- Activity
In the data, find each line where the word "true" appears and list that line.

- Input material

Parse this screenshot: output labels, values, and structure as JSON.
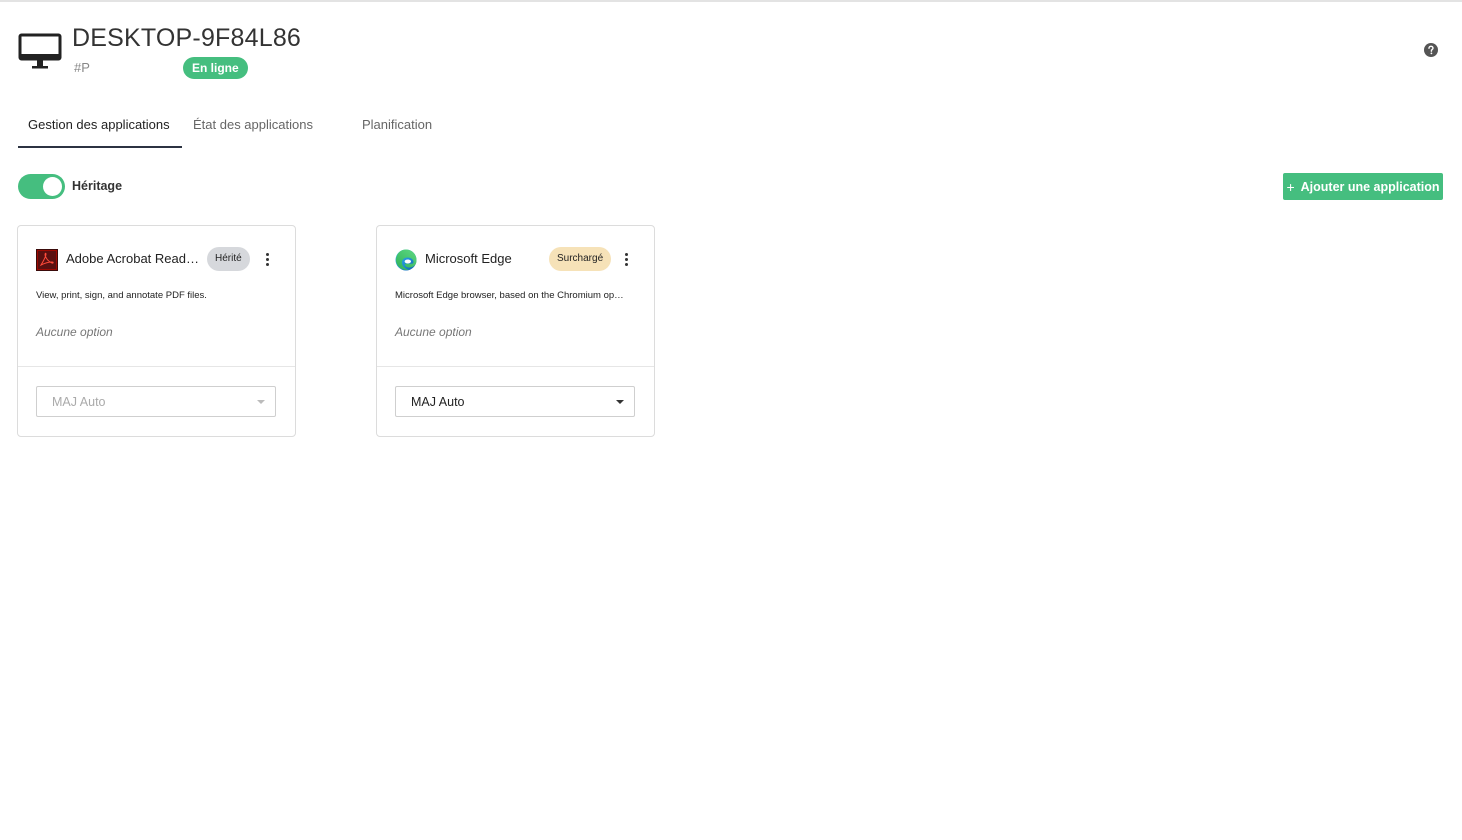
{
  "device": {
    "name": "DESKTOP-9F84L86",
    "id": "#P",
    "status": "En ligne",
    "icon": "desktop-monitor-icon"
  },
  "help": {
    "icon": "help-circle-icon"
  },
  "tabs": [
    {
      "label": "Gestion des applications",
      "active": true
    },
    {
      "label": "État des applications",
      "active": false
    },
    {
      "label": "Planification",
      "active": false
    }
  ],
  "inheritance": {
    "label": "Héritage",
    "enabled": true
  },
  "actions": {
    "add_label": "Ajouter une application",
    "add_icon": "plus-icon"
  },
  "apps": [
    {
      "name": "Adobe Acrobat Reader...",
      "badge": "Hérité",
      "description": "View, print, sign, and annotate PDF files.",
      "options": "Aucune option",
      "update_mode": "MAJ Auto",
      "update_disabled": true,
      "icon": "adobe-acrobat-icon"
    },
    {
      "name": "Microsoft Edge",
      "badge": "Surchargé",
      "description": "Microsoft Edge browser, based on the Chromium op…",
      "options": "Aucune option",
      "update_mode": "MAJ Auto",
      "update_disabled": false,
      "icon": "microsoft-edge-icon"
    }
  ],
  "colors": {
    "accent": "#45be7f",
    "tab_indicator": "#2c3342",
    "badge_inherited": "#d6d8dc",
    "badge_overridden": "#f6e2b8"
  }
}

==

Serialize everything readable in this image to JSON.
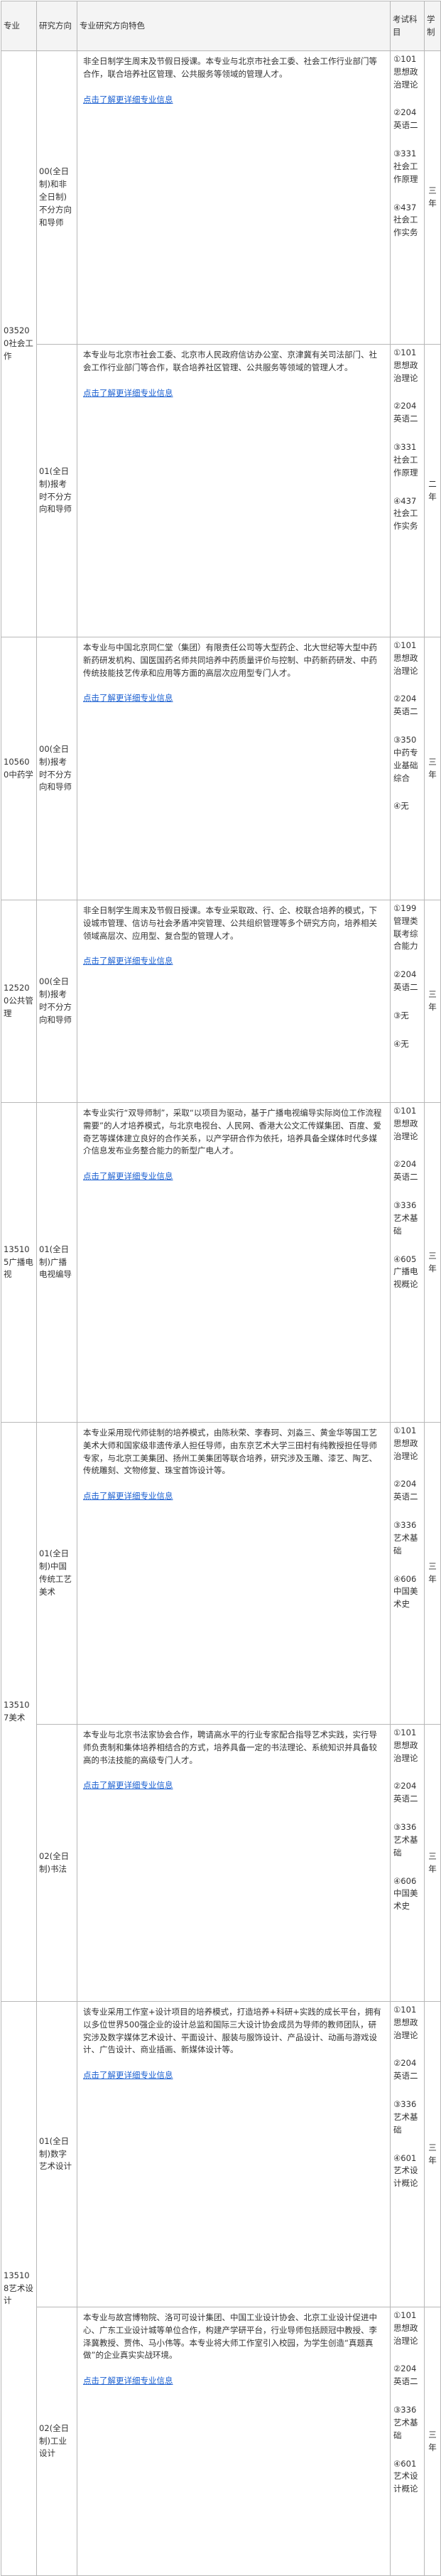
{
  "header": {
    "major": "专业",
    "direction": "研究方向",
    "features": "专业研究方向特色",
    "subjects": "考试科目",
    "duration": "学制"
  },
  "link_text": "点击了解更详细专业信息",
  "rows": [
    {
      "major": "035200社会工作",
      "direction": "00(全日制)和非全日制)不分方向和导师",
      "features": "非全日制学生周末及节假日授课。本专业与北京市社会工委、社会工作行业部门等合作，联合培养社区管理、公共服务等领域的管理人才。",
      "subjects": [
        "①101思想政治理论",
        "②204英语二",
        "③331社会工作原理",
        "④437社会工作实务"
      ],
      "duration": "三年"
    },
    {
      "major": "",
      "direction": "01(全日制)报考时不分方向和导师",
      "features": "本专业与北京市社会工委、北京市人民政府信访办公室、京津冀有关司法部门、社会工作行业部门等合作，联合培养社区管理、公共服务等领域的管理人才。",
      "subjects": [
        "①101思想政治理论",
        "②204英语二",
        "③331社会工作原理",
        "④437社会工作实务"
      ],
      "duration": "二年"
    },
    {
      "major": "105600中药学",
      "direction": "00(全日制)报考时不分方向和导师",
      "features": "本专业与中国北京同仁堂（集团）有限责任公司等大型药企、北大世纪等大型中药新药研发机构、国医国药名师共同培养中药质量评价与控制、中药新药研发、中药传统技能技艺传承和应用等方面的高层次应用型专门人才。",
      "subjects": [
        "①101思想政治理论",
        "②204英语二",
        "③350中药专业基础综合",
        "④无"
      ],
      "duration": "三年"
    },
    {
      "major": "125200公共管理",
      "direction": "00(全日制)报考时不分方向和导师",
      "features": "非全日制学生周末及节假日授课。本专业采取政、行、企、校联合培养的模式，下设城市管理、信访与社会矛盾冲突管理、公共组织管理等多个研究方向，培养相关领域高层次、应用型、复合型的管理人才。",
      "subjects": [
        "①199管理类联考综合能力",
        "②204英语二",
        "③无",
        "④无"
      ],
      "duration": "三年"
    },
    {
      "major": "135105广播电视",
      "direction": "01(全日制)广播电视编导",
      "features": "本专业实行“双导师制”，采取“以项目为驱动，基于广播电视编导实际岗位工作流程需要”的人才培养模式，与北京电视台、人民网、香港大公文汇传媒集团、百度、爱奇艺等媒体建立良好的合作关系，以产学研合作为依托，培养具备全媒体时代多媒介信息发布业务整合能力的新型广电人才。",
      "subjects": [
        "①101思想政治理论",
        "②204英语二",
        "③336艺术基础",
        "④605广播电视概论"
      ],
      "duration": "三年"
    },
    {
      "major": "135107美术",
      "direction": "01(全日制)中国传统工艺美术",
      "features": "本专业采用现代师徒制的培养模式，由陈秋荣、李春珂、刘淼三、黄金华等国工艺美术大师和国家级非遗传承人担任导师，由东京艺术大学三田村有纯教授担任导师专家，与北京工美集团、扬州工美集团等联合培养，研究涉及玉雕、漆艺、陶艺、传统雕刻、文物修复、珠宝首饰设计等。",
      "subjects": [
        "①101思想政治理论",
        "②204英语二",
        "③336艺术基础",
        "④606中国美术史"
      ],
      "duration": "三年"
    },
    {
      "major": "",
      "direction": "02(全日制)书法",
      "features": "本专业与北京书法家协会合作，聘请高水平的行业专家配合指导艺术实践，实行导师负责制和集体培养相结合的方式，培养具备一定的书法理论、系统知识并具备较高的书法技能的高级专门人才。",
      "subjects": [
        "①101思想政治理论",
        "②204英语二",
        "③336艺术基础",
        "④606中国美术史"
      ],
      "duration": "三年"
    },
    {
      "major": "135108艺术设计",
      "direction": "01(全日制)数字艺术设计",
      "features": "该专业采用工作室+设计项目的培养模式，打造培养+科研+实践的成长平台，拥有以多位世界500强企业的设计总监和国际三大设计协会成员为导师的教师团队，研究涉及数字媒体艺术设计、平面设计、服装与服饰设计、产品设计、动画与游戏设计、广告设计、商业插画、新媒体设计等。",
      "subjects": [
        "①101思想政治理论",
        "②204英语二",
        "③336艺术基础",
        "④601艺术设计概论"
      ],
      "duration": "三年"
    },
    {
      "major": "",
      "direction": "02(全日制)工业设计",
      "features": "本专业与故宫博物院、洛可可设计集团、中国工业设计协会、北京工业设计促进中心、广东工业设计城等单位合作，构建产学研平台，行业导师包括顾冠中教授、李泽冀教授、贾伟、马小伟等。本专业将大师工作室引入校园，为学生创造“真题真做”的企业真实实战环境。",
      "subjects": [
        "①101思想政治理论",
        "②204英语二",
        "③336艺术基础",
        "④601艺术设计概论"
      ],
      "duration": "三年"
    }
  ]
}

- Answer to this task
      "active": true
    "enabled": true
      "update_disabled": true,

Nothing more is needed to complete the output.